Wednesday, August 29, 2007

One foot in front of the other

Each year I’m charged with putting together a guide for the October issue of the magazine that is intended to be a one-stop shop for OOIDA members, other truckers, their families and friends who are looking for information on how to get involved in the electoral process and the importance of staying in the mix.

I recently wrapped up our fourth edition of the guide dubbed “TruckVote.” A few weeks ago when I embarked on putting all the pieces of the guide together to present to Land Line readers I thought it would be a good idea to include some notable examples in the past year that show how the involvement of truckers made a difference on issues.

It didn’t take long to track down success stories at the federal, state and local levels of government. In Washington, DC, we’ve seen truckers make their voice heard on issues that include the pilot program to allow Mexican trucks to cross the border and tolling interstates in Pennsylvania.

Truckers also helped make an impact on numerous state issues. One recent example is out of Wisconsin where truckers contacted their state lawmakers about an effort to modify the state’s Diesel Idle Reduction Grant Program. The primary benefactors would have been large motor carriers.

At the local level, residents in two Texas communities made their presence known. Truckers came out in opposition to a proposed ordinance in Houston that would limit truck sizes and weights and charge permit fees. The elected official behind the proposal agreed to delay a vote and to consider input from the trucking industry.

And truckers and others in Dallas got behind a grassroots effort against a proposed toll road. A petition drive netted enough signatures for a question on the toll road to be added to the November ballot.

So, as you can see there has been some hearty involvement in the governmental process from folks in the trucking community during the past year.

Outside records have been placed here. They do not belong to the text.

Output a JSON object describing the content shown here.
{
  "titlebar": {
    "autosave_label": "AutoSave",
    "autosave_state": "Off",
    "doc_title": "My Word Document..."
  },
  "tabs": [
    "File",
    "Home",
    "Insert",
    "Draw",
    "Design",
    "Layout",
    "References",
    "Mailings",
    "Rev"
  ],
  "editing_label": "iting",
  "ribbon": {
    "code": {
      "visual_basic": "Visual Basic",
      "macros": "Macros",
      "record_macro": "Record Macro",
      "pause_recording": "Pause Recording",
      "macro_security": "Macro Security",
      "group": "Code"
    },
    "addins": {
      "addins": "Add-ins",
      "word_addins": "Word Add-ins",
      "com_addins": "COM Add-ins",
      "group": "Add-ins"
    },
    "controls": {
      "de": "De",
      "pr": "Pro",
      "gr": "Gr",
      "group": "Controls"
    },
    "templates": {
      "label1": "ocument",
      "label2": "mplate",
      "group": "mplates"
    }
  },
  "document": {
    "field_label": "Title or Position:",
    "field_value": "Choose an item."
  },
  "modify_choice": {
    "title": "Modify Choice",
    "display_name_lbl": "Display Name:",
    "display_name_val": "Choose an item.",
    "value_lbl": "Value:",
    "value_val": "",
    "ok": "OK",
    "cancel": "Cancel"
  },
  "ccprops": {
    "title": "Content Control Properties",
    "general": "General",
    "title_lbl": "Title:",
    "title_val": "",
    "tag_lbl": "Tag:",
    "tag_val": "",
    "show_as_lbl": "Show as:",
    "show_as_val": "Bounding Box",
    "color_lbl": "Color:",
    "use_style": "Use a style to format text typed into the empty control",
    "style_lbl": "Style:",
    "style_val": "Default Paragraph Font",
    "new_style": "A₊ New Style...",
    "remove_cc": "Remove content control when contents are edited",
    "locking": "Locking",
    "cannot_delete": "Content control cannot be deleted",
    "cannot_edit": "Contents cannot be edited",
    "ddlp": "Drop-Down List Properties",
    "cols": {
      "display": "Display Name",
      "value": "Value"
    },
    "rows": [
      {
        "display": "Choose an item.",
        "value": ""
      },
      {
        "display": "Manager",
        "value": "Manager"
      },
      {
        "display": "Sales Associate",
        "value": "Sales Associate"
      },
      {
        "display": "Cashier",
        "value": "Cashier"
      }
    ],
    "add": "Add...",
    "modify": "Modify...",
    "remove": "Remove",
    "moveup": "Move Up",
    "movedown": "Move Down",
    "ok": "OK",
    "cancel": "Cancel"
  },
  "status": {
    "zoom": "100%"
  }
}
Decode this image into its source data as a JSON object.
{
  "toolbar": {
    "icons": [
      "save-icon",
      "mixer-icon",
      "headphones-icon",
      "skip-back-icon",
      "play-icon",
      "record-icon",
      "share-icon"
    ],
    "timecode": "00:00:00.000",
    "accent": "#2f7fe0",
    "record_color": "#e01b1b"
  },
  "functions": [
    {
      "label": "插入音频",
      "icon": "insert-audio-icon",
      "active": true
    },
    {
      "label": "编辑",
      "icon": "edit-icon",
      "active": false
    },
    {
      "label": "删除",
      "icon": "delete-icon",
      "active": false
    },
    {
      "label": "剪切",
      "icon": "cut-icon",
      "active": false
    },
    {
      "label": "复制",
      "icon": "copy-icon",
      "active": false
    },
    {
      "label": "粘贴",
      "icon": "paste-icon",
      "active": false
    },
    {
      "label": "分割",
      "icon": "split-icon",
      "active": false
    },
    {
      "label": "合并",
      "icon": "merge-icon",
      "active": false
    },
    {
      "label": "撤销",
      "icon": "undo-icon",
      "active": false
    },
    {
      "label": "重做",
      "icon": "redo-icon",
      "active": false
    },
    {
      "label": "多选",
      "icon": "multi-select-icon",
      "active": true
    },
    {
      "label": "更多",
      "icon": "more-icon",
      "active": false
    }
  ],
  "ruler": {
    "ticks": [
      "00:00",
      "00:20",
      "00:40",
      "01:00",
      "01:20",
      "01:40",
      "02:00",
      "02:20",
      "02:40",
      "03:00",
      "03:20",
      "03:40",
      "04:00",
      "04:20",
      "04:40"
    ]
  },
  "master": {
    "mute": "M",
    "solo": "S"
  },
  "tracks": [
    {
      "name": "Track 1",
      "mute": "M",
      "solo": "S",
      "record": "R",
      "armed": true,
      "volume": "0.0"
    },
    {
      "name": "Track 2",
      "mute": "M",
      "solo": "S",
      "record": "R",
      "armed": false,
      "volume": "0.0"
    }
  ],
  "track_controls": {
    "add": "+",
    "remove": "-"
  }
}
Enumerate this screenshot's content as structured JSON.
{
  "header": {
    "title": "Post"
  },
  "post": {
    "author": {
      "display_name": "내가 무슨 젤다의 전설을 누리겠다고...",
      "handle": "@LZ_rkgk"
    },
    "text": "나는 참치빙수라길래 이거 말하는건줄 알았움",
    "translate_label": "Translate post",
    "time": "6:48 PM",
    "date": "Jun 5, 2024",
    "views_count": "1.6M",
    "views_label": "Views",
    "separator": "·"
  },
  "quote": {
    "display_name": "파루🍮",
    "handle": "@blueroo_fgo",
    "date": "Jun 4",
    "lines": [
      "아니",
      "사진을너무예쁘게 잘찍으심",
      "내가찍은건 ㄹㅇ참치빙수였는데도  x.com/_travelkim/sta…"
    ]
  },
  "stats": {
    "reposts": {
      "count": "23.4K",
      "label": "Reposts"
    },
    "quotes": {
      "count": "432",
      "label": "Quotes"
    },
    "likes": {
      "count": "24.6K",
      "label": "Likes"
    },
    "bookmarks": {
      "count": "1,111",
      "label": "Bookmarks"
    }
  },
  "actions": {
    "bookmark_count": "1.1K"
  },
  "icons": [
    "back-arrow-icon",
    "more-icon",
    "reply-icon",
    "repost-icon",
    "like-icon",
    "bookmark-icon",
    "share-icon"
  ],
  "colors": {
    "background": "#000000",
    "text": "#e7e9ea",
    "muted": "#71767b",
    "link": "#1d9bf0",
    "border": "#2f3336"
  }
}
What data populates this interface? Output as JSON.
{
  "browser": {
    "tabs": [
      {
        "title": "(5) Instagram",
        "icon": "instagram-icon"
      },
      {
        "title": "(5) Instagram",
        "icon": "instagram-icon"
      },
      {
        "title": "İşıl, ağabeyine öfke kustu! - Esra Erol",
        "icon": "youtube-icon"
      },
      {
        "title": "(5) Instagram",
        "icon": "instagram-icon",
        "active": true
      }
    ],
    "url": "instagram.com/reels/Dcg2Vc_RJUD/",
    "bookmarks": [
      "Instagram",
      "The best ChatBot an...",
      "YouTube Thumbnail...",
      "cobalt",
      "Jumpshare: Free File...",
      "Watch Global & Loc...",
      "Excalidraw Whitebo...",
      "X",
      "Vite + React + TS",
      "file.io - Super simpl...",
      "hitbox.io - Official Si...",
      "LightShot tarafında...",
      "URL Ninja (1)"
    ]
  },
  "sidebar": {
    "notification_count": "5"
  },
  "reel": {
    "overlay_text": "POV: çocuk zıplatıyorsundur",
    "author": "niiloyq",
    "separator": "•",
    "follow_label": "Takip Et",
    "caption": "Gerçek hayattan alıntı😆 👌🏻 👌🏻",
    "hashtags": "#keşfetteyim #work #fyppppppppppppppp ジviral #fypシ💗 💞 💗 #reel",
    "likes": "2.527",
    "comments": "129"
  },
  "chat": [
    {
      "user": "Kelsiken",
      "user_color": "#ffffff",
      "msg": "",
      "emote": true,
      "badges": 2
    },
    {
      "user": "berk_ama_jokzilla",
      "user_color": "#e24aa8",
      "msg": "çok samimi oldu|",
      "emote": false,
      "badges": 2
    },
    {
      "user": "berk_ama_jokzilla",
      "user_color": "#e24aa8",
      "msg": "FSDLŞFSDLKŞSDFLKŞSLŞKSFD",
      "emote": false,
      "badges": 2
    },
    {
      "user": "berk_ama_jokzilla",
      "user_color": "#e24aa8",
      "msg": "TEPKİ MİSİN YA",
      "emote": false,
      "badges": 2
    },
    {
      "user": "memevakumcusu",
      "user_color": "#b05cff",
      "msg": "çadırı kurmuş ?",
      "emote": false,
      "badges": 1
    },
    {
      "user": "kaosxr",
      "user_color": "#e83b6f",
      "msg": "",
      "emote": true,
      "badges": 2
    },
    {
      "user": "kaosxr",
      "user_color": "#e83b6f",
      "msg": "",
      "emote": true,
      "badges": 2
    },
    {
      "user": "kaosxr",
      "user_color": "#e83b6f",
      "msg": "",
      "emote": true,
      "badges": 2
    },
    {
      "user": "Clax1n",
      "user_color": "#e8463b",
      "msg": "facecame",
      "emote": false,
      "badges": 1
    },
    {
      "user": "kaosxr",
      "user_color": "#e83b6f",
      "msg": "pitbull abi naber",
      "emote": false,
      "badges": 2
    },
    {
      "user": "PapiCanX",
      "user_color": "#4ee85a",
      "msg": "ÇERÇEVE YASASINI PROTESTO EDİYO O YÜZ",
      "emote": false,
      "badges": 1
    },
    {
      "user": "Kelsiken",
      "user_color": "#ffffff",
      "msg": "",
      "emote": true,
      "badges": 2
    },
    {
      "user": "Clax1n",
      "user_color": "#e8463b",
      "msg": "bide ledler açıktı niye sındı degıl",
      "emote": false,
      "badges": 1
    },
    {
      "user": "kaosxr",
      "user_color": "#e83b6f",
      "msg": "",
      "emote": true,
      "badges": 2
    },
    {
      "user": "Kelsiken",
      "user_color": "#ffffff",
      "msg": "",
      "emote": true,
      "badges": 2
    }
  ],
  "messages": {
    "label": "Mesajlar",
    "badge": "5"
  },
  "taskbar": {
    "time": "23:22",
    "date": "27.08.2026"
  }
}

The rewards for those who take the time to make their voice heard are more evident each year. I’m encouraged, not to mention confident, that we will see many more examples of truckers standing up for their rights and educating their elected officials about the industry and what impact their actions have on it.

While you have yet to receive your October issue of Land Line Magazine with our “TruckVote” section tucked inside, I am already looking forward to the 2008 edition and what other success stories I will be able to recap.

Until then, keep involved and stay tuned.